━━ Exercise material ━━

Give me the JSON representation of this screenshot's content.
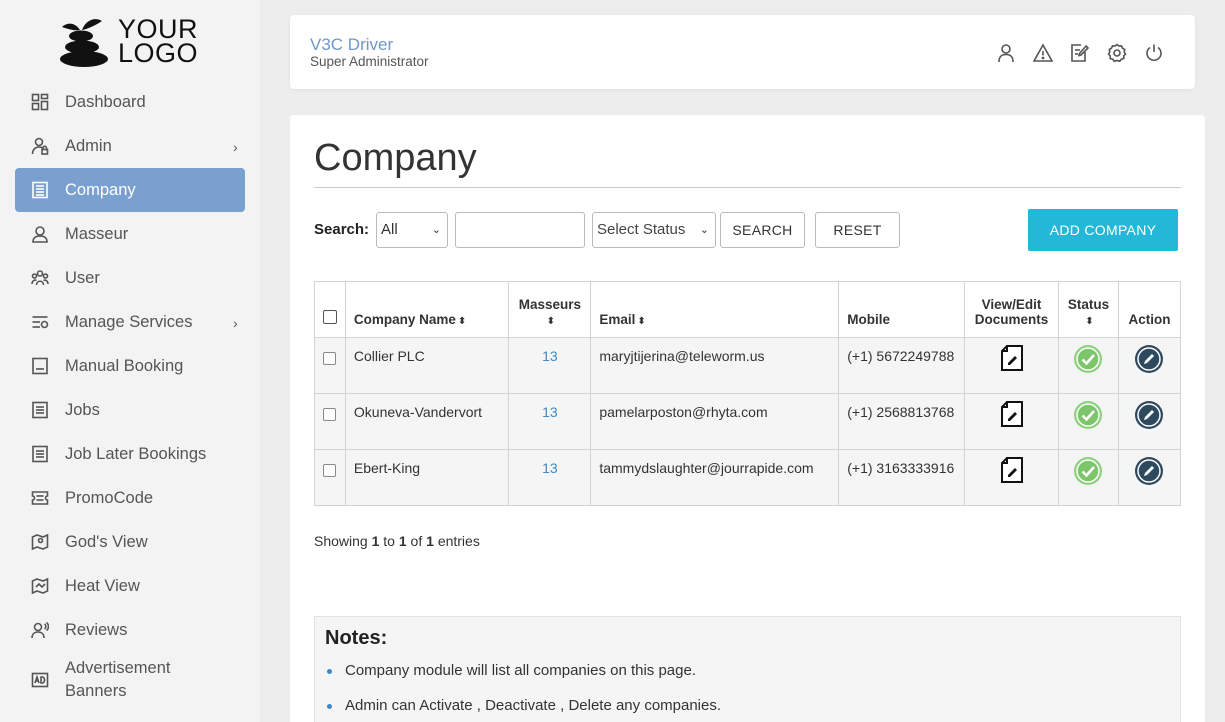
{
  "logo": {
    "line1": "YOUR",
    "line2": "LOGO"
  },
  "sidebar": {
    "items": [
      {
        "label": "Dashboard",
        "icon": "dashboard-icon"
      },
      {
        "label": "Admin",
        "icon": "admin-icon",
        "has_submenu": true
      },
      {
        "label": "Company",
        "icon": "company-icon",
        "active": true
      },
      {
        "label": "Masseur",
        "icon": "masseur-icon"
      },
      {
        "label": "User",
        "icon": "users-icon"
      },
      {
        "label": "Manage Services",
        "icon": "manage-services-icon",
        "has_submenu": true
      },
      {
        "label": "Manual Booking",
        "icon": "manual-booking-icon"
      },
      {
        "label": "Jobs",
        "icon": "jobs-icon"
      },
      {
        "label": "Job Later Bookings",
        "icon": "job-later-icon"
      },
      {
        "label": "PromoCode",
        "icon": "ticket-icon"
      },
      {
        "label": "God's View",
        "icon": "map-pin-icon"
      },
      {
        "label": "Heat View",
        "icon": "heat-map-icon"
      },
      {
        "label": "Reviews",
        "icon": "reviews-icon"
      },
      {
        "label_line1": "Advertisement",
        "label_line2": "Banners",
        "icon": "ad-icon"
      }
    ],
    "active_color": "#7aa0cf"
  },
  "header": {
    "title": "V3C Driver",
    "subtitle": "Super Administrator",
    "icons": [
      "user-icon",
      "alert-icon",
      "edit-note-icon",
      "settings-icon",
      "power-icon"
    ]
  },
  "main": {
    "title": "Company",
    "search": {
      "label": "Search:",
      "field_select": "All",
      "query_value": "",
      "status_select": "Select Status",
      "search_button": "SEARCH",
      "reset_button": "RESET"
    },
    "add_button": "ADD COMPANY",
    "accent_color": "#23b7d8",
    "table": {
      "columns": {
        "name": "Company Name",
        "masseurs": "Masseurs",
        "email": "Email",
        "mobile": "Mobile",
        "docs_line1": "View/Edit",
        "docs_line2": "Documents",
        "status": "Status",
        "action": "Action"
      },
      "rows": [
        {
          "name": "Collier PLC",
          "masseurs": "13",
          "email": "maryjtijerina@teleworm.us",
          "mobile": "(+1) 5672249788",
          "status": "active"
        },
        {
          "name": "Okuneva-Vandervort",
          "masseurs": "13",
          "email": "pamelarposton@rhyta.com",
          "mobile": "(+1) 2568813768",
          "status": "active"
        },
        {
          "name": "Ebert-King",
          "masseurs": "13",
          "email": "tammydslaughter@jourrapide.com",
          "mobile": "(+1) 3163333916",
          "status": "active"
        }
      ]
    },
    "pagination": {
      "prefix": "Showing",
      "from": "1",
      "to_word": "to",
      "to": "1",
      "of_word": "of",
      "total": "1",
      "suffix": "entries"
    },
    "notes": {
      "title": "Notes:",
      "items": [
        "Company module will list all companies on this page.",
        "Admin can Activate , Deactivate , Delete any companies."
      ]
    }
  }
}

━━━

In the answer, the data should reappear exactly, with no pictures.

> [Output]:
Give me the JSON representation of this screenshot's content.
{
  "logo": {
    "line1": "YOUR",
    "line2": "LOGO"
  },
  "sidebar": {
    "items": [
      {
        "label": "Dashboard",
        "icon": "dashboard-icon"
      },
      {
        "label": "Admin",
        "icon": "admin-icon",
        "has_submenu": true
      },
      {
        "label": "Company",
        "icon": "company-icon",
        "active": true
      },
      {
        "label": "Masseur",
        "icon": "masseur-icon"
      },
      {
        "label": "User",
        "icon": "users-icon"
      },
      {
        "label": "Manage Services",
        "icon": "manage-services-icon",
        "has_submenu": true
      },
      {
        "label": "Manual Booking",
        "icon": "manual-booking-icon"
      },
      {
        "label": "Jobs",
        "icon": "jobs-icon"
      },
      {
        "label": "Job Later Bookings",
        "icon": "job-later-icon"
      },
      {
        "label": "PromoCode",
        "icon": "ticket-icon"
      },
      {
        "label": "God's View",
        "icon": "map-pin-icon"
      },
      {
        "label": "Heat View",
        "icon": "heat-map-icon"
      },
      {
        "label": "Reviews",
        "icon": "reviews-icon"
      },
      {
        "label_line1": "Advertisement",
        "label_line2": "Banners",
        "icon": "ad-icon"
      }
    ],
    "active_color": "#7aa0cf"
  },
  "header": {
    "title": "V3C Driver",
    "subtitle": "Super Administrator",
    "icons": [
      "user-icon",
      "alert-icon",
      "edit-note-icon",
      "settings-icon",
      "power-icon"
    ]
  },
  "main": {
    "title": "Company",
    "search": {
      "label": "Search:",
      "field_select": "All",
      "query_value": "",
      "status_select": "Select Status",
      "search_button": "SEARCH",
      "reset_button": "RESET"
    },
    "add_button": "ADD COMPANY",
    "accent_color": "#23b7d8",
    "table": {
      "columns": {
        "name": "Company Name",
        "masseurs": "Masseurs",
        "email": "Email",
        "mobile": "Mobile",
        "docs_line1": "View/Edit",
        "docs_line2": "Documents",
        "status": "Status",
        "action": "Action"
      },
      "rows": [
        {
          "name": "Collier PLC",
          "masseurs": "13",
          "email": "maryjtijerina@teleworm.us",
          "mobile": "(+1) 5672249788",
          "status": "active"
        },
        {
          "name": "Okuneva-Vandervort",
          "masseurs": "13",
          "email": "pamelarposton@rhyta.com",
          "mobile": "(+1) 2568813768",
          "status": "active"
        },
        {
          "name": "Ebert-King",
          "masseurs": "13",
          "email": "tammydslaughter@jourrapide.com",
          "mobile": "(+1) 3163333916",
          "status": "active"
        }
      ]
    },
    "pagination": {
      "prefix": "Showing",
      "from": "1",
      "to_word": "to",
      "to": "1",
      "of_word": "of",
      "total": "1",
      "suffix": "entries"
    },
    "notes": {
      "title": "Notes:",
      "items": [
        "Company module will list all companies on this page.",
        "Admin can Activate , Deactivate , Delete any companies."
      ]
    }
  }
}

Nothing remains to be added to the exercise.